The YPs are 29 guiding principles that apply international human rights law to issues related to sexual orientation and gender identity (SOGI), which were developed in 2006 by a group of human rights experts in Yogyakarta, Indonesia. The YPs+10 were adopted 10 years later, in recognition of the significant intersection of developments in international human rights law with the emerging understanding of violations suffered by persons on grounds of SOGI, and the recognition of the distinct and intersectional grounds of gender expression and sex characteristics.
The application of the YPs and YPs+10 at the national level relies on national implementation, sensitisation, support from decision-makers, and continued innovation by civil society. Nepal’s judicial system has been a key player in applying the YPs and YPs+10. Defenders of the rights of LGBTIQ+ people have contributed to this by strategically and repeatedly intervening litigiously, relying on the YPs in their legal arguments, supporting and building on the 2007 decision (Pant v. Nepal). Additionally, youth LGBTIQ+ defenders have adopted innovative approaches including the use of YPs and YPs+10 in advocacy strategies, such as in Nepal’s first pride parade and developing resources for SOGIESC-related terminology in multiple national languages. Meanwhile, policymakers have relied on this judgment to create space for sexual and gender minorities in the national budget. We note however that the Supreme Court’s directive and the associated Committee’s subsequent recommendation to recognise same-sex relationships has yet to be acted upon after 16 years.
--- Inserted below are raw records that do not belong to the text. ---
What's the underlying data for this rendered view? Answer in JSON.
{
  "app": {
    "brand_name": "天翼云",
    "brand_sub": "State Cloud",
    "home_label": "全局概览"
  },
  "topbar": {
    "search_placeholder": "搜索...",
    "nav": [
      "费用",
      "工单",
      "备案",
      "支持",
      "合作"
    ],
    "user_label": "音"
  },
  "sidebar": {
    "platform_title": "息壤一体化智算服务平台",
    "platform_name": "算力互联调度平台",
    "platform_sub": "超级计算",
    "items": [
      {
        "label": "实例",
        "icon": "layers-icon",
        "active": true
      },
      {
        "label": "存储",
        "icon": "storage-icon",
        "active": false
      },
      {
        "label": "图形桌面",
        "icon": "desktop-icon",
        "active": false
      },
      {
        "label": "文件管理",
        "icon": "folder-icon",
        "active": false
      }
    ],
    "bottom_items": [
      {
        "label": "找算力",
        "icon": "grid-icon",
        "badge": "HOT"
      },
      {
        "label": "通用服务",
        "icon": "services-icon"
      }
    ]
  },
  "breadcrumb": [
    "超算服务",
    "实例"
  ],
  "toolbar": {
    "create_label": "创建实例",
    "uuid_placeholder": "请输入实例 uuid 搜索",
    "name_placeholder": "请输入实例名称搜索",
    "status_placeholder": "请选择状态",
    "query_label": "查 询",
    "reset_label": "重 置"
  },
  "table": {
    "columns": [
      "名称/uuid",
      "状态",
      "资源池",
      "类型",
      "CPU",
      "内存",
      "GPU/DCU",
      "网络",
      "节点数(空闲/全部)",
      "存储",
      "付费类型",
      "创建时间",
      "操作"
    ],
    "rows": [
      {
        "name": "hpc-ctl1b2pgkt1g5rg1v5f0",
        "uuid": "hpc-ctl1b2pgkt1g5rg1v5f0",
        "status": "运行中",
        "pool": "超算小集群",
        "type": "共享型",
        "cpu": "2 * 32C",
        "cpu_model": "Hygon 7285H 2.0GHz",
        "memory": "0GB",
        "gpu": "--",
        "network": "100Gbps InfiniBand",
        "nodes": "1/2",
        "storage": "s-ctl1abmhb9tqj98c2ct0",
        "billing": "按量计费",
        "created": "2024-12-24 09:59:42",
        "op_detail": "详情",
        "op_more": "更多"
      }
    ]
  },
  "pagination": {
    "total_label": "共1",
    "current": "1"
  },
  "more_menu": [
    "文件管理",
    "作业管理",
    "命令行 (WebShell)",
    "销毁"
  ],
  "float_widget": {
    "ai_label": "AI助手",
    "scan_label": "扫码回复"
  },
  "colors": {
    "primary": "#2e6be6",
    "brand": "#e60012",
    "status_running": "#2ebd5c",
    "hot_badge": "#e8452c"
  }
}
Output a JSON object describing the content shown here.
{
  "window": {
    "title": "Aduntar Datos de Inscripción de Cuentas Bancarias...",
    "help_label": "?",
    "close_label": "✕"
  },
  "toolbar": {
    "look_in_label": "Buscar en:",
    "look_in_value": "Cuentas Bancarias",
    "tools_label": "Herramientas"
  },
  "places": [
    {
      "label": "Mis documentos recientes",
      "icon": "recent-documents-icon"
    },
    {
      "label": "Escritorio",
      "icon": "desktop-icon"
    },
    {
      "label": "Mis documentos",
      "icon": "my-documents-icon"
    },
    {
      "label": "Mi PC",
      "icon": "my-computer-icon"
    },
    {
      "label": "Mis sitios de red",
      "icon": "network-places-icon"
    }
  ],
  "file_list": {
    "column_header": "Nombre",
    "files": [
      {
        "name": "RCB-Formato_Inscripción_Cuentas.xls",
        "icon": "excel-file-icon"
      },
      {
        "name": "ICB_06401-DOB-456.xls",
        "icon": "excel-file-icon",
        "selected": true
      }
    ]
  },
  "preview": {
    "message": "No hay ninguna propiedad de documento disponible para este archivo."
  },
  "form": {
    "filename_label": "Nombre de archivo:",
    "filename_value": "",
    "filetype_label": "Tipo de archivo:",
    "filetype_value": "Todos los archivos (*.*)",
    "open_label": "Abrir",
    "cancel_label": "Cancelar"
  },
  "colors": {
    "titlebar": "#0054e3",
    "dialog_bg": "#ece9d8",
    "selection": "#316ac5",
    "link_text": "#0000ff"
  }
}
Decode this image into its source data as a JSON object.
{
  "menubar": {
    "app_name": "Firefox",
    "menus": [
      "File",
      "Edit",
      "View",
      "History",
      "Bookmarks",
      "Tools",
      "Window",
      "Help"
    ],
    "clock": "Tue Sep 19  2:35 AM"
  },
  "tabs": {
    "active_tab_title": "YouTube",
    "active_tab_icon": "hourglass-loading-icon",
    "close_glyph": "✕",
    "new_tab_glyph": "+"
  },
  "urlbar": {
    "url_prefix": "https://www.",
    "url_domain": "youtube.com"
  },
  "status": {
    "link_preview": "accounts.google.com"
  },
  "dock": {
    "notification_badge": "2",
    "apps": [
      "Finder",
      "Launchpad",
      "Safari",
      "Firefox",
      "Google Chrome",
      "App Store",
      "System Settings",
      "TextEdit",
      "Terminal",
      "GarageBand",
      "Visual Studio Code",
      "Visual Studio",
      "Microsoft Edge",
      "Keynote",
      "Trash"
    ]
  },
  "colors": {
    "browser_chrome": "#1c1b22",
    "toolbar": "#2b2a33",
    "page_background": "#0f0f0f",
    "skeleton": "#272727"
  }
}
Nepal has demonstrated encouraging developments seeking to protect individuals from violence and discrimination on the basis of their SOGIESC, with human rights defenders making significant contributions. ISHR welcomes Nepal’s ongoing efforts and urges the Government to continue to listen to affected communities and defenders of the rights of LGBTIQ+ people in the country.Download as PDF